DATA EXCERPTS Start Marker
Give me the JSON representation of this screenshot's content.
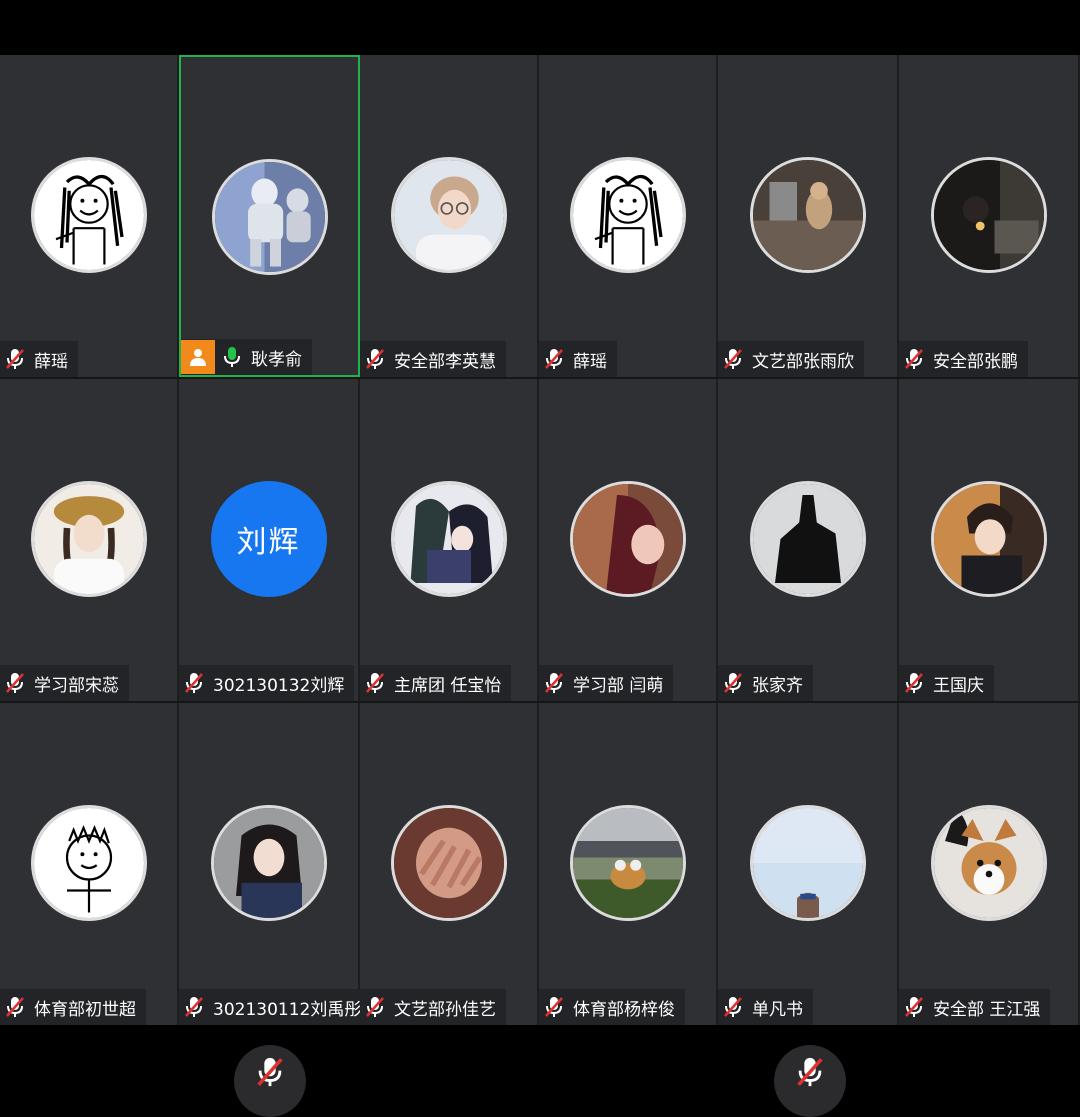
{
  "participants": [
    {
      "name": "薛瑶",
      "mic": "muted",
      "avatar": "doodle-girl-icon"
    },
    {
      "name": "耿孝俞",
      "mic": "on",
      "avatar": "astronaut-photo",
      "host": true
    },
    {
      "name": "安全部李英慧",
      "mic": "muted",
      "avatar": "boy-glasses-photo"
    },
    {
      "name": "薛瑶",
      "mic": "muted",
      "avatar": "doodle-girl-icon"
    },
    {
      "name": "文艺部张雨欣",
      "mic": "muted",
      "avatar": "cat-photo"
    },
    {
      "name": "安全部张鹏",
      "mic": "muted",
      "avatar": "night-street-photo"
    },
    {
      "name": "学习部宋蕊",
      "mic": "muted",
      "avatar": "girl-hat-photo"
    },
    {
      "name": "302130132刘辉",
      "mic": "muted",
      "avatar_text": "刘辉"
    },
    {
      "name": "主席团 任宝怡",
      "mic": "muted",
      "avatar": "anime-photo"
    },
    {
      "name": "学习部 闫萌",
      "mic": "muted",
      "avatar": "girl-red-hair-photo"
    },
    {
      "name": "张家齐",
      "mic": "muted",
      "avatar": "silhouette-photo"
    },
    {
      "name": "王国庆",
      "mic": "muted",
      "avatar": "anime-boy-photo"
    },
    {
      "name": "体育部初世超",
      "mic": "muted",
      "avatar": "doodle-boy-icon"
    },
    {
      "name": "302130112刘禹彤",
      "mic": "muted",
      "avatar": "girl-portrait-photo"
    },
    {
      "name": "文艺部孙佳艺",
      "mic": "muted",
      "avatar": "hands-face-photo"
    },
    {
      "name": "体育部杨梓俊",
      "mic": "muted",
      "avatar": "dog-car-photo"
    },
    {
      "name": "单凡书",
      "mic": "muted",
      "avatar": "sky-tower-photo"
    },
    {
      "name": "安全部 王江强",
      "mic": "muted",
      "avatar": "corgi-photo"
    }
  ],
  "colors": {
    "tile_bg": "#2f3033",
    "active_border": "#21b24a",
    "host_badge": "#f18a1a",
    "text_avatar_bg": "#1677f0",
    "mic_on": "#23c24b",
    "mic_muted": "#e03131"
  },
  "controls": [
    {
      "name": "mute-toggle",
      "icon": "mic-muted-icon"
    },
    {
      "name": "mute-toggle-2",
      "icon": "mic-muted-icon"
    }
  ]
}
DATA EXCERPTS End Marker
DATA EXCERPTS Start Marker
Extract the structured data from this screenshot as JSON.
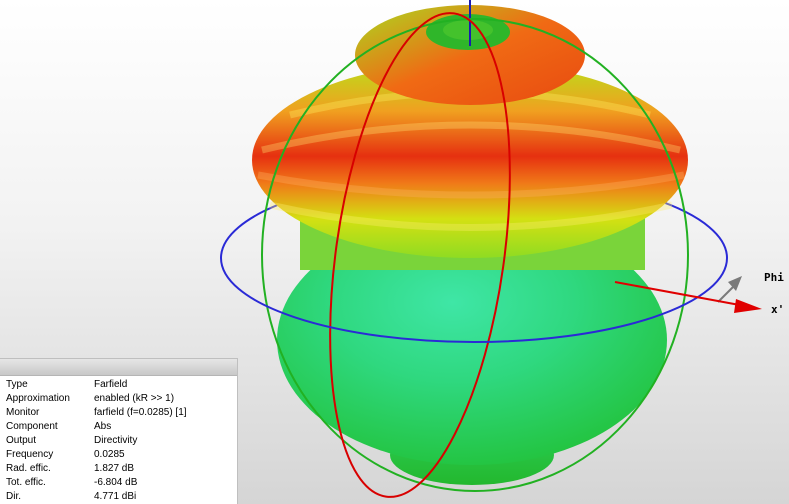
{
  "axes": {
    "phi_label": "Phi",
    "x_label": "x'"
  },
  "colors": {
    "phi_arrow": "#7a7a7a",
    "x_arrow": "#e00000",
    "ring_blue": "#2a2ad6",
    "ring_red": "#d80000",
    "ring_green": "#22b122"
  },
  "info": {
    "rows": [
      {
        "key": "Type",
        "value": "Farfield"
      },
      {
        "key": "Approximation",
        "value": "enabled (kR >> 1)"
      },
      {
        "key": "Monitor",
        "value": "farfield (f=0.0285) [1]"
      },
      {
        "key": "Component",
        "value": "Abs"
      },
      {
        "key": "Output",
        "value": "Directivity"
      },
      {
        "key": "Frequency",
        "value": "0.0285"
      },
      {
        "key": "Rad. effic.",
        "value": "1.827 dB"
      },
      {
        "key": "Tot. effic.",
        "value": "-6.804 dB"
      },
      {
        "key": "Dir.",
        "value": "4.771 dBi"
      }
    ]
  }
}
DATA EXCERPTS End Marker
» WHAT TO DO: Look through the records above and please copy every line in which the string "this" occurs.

» EXPECTED ANSWER:
Give me the JSON representation of this screenshot's content.
Extract the structured data from this screenshot as JSON.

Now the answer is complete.